But anything can become static… even a life of constant change. And that’s the place we’ve been approaching with For 91 Days. After so many years, we settled into a pattern, and it almost didn’t matter if our location was Iceland, Istanbul, or Idaho. We’d choose a city, create a list, visit sights once per day, produce 91 articles, cobble together our e-book, and then move on to the next destination. It was never boring, of course, but it was starting to feel mechanic.
And then there was the matter of finances. People have always wondered how we pull off this lifestyle, and we’ve always been honest with our answer: “By doing whatever it takes”. We aren’t independently wealthy, and neither of us was gainfully employed. The past eight years have only been possible because we work almost every waking hour, saving and scrapping, foregoing pleasures like “new clothes” or “good restaurants”, and we’ve also had a couple lucky breaks with our websites. But every month has been a struggle, and it’s been getting harder as the years go by.
As I’m sure most can appreciate, For 91 Days is a full-time job. 91 articles with thousands of photos of 91 sights that we’ve seen in 91 days. When looked at objectively, that’s an insanely ambitious goal, and only possible because we genuinely love doing it. Regardless of our passion, though, it’s still a full-time job that pays next to nothing. As bills and debt have stacked up, we’ve had to recognize that it’s simply unsustainable.
After finishing with Lisbon, we knew a change was unavoidable. So I began searching for a job — not just any job, but one which would coalesce with our lifestyle. I turned down two that would have grounded me in Valencia, and after a search of nearly four months, finally found the perfect position. Flywheel, a web-hosting company specializing in WordPress, was hiring remote employees in Europe, with the goal of achieving around-the-clock technical support.

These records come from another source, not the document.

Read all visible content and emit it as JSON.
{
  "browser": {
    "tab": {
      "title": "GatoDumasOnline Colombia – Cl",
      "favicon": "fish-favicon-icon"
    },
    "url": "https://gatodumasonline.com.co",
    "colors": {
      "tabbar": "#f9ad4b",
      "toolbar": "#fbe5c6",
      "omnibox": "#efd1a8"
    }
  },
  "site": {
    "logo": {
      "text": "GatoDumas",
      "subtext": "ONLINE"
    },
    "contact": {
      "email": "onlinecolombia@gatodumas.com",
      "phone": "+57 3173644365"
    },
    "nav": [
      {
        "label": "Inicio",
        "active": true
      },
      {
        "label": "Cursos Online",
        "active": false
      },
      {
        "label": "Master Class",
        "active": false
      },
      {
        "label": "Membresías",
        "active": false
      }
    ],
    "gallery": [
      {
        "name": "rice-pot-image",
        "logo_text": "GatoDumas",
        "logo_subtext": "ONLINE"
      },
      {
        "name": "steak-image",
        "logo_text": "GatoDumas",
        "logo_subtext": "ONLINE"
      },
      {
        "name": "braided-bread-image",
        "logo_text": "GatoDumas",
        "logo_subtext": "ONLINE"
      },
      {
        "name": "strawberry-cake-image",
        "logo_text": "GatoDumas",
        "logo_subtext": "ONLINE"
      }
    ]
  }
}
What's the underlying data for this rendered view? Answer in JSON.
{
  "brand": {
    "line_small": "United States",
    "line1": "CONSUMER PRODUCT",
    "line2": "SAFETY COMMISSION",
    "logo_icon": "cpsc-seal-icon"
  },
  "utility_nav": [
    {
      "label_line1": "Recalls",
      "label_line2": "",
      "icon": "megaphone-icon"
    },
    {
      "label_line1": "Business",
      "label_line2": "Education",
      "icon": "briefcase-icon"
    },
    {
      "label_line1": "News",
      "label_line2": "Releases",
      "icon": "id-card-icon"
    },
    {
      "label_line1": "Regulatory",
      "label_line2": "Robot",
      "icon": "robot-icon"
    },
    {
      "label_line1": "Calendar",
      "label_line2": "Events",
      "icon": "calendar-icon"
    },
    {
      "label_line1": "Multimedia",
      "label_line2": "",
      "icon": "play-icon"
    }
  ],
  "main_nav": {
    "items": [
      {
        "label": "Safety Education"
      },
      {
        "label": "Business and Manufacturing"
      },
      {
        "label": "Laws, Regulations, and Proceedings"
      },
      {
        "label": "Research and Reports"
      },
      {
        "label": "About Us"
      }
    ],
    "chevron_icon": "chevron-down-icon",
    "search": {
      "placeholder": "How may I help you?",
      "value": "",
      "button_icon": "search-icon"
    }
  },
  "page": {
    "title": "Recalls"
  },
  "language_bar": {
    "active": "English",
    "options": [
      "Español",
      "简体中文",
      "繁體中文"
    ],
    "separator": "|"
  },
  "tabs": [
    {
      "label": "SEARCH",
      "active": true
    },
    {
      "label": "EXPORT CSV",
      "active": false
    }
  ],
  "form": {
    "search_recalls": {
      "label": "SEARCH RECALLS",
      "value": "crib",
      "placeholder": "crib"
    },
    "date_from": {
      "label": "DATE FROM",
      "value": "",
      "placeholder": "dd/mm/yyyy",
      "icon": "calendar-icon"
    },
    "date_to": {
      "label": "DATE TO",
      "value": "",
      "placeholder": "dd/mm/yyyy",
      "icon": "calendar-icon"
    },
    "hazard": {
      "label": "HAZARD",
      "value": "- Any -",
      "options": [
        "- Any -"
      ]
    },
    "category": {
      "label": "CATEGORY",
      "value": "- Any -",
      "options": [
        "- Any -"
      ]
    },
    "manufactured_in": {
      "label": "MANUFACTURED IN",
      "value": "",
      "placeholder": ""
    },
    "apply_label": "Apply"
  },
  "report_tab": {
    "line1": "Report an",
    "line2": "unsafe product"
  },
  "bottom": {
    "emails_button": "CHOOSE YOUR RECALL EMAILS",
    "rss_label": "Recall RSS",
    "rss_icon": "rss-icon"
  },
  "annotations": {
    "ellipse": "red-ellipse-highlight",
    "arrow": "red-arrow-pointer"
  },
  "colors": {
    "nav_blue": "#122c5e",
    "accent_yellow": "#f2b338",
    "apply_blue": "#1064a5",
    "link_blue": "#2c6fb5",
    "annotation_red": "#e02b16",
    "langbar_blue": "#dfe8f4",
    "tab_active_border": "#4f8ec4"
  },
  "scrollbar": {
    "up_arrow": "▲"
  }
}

Flywheel is amazing. I’ve just returned from a month of training at their home office in Omaha, Nebraska, and was sad to leave. My co-workers are young, kind, and hilarious, and the company has its heart in the right place. And importantly, we’ll be able to continue traveling, with a couple restraints: I’ll have to remain within the European time zone, and I’ll need access to high-speed internet. (We’ll get to you one day, remote Nepalese mountain village! But not quite yet!)
This undeniably means a lot of changes to For 91 Days. The great news is, we can continue traveling in a sustainable way. Our lifestyle doesn’t have to change too much. But with a full-time job, I simply won’t be able to explore and document our travels in the way I used to. In other words, don’t expect 91 breathtaking, beautifully-written, award-worthy articles for every destination. But do expect more photo essays. Although I’ll be more grounded, Jürgen doesn’t plan on slowing his output at all.
At the very least, it’s going to be an exciting time. After I landed the job, we both felt a huge weight lifted off our shoulders. Perhaps we hadn’t recognized how damaging the financial stress had been. And although I know it sounds ridiculous coming from someone who’s life has been dedicated to travel, I’m genuinely excited to be doing something new.
I hope you’re excited, too! We’d love to hear thoughts about this new direction for our website, along with any concerns or advice you might have. Please leave a comment, if you want. And wish us luck. Next week… we’re off to Greece!
(And, shameless plug, if you’re looking for an awesome, fully-managed WordPress hosting solution, check out Flywheel. If you ever need help, there’s a decent chance you’ll get me on support!)